• **Work order**
Search the data for the string "selection", and report each line where it is found.

Page and application data records:
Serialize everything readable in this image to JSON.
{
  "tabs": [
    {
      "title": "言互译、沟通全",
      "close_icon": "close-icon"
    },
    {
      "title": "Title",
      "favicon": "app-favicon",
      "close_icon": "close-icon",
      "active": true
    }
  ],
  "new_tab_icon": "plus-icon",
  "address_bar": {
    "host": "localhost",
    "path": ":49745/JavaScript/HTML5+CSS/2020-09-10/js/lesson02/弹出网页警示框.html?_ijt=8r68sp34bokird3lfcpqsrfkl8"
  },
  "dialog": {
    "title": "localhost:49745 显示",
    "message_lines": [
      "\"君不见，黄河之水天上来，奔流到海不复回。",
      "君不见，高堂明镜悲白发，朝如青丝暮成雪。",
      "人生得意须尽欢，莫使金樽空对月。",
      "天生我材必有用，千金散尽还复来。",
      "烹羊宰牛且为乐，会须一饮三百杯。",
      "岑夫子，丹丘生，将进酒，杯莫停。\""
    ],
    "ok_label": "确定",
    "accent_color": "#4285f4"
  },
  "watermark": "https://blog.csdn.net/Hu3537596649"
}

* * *

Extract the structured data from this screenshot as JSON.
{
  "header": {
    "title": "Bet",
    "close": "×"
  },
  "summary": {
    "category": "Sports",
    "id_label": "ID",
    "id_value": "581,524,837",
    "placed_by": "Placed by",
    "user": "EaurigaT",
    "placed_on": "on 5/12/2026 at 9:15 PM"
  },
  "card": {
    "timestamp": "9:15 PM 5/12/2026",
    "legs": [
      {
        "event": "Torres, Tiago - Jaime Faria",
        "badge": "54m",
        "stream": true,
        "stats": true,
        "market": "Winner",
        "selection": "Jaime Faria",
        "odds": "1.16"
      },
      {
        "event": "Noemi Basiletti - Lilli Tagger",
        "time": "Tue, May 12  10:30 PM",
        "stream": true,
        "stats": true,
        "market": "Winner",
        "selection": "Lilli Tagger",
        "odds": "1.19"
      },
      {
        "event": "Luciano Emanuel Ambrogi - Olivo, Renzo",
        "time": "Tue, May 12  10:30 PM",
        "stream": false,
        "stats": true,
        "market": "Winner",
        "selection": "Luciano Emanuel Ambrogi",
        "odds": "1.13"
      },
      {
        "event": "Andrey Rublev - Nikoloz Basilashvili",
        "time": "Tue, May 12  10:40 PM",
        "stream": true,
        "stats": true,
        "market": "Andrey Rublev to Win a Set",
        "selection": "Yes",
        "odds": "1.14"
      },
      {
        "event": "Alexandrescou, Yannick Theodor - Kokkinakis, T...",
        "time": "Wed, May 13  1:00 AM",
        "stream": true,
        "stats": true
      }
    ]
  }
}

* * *

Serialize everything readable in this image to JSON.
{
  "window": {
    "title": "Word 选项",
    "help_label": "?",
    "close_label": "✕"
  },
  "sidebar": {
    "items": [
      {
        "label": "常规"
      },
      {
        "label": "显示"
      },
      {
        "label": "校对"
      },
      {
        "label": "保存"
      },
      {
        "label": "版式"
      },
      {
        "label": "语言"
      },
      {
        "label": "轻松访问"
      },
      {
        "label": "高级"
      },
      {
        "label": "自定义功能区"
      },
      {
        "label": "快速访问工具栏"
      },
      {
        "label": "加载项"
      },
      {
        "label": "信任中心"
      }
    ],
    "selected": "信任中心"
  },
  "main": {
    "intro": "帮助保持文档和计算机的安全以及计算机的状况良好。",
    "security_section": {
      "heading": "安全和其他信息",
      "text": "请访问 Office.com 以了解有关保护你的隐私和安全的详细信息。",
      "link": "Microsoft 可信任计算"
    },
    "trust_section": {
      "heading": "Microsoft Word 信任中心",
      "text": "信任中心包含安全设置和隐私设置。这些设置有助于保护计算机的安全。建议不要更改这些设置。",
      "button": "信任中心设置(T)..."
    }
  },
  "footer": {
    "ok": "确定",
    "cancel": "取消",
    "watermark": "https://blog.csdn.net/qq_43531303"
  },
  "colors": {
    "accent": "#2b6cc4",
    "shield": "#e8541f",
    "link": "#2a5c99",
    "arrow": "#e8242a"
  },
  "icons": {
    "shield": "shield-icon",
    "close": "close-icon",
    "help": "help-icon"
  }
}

• **Exercise response**
        "selection": "Jaime Faria",
        "selection": "Lilli Tagger",
        "selection": "Luciano Emanuel Ambrogi",
        "selection": "Yes",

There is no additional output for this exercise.